Element data from apps and pages:
----
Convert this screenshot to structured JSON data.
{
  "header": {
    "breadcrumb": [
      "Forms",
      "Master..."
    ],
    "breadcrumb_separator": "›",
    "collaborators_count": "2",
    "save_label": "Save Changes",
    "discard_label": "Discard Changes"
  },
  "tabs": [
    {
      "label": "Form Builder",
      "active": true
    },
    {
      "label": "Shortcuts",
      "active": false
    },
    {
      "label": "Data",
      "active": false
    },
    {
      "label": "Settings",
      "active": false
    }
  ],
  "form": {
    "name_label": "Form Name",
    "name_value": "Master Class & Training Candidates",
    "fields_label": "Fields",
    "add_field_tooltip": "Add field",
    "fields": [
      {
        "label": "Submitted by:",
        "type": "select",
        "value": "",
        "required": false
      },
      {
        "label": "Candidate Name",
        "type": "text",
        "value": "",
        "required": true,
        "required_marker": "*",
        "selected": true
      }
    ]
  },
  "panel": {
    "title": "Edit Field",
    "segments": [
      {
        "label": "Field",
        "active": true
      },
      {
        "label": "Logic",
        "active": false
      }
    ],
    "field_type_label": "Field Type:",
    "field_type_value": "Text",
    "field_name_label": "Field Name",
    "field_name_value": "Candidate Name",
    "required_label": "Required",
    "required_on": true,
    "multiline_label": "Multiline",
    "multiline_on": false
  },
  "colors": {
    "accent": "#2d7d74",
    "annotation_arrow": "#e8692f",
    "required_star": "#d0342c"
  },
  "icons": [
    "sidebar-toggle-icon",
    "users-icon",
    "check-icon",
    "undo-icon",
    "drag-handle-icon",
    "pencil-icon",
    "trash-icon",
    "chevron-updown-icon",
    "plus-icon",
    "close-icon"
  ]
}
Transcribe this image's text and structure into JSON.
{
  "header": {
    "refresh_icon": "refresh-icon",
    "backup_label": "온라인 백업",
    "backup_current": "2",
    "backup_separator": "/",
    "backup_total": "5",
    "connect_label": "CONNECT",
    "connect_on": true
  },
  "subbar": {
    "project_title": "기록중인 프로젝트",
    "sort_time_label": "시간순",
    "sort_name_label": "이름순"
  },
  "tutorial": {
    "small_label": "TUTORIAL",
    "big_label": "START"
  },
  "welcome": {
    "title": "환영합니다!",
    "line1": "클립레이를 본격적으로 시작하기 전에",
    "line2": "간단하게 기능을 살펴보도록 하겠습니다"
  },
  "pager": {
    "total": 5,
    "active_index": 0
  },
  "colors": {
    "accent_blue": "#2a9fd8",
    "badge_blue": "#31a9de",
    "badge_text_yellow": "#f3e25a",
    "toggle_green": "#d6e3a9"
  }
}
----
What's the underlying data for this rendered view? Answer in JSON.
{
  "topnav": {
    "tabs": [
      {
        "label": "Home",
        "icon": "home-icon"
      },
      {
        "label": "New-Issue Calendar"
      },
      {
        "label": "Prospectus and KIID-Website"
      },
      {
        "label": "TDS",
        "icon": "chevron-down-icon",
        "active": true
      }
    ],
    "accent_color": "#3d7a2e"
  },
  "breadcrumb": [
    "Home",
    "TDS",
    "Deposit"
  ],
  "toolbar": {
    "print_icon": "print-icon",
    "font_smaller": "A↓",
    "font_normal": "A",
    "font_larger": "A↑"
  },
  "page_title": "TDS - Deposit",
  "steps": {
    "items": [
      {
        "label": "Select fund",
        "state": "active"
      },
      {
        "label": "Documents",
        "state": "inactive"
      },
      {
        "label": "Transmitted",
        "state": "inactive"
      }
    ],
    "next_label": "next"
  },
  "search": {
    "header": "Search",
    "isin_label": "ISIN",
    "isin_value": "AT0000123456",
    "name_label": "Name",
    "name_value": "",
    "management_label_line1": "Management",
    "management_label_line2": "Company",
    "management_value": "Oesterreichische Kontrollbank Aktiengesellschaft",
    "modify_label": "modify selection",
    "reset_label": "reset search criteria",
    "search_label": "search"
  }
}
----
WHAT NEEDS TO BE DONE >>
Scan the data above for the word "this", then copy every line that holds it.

THE ANSWER >>
Convert this screenshot to structured JSON data.
Transcribe this image's text and structure into JSON.
What's the underlying data for this rendered view? Answer in JSON.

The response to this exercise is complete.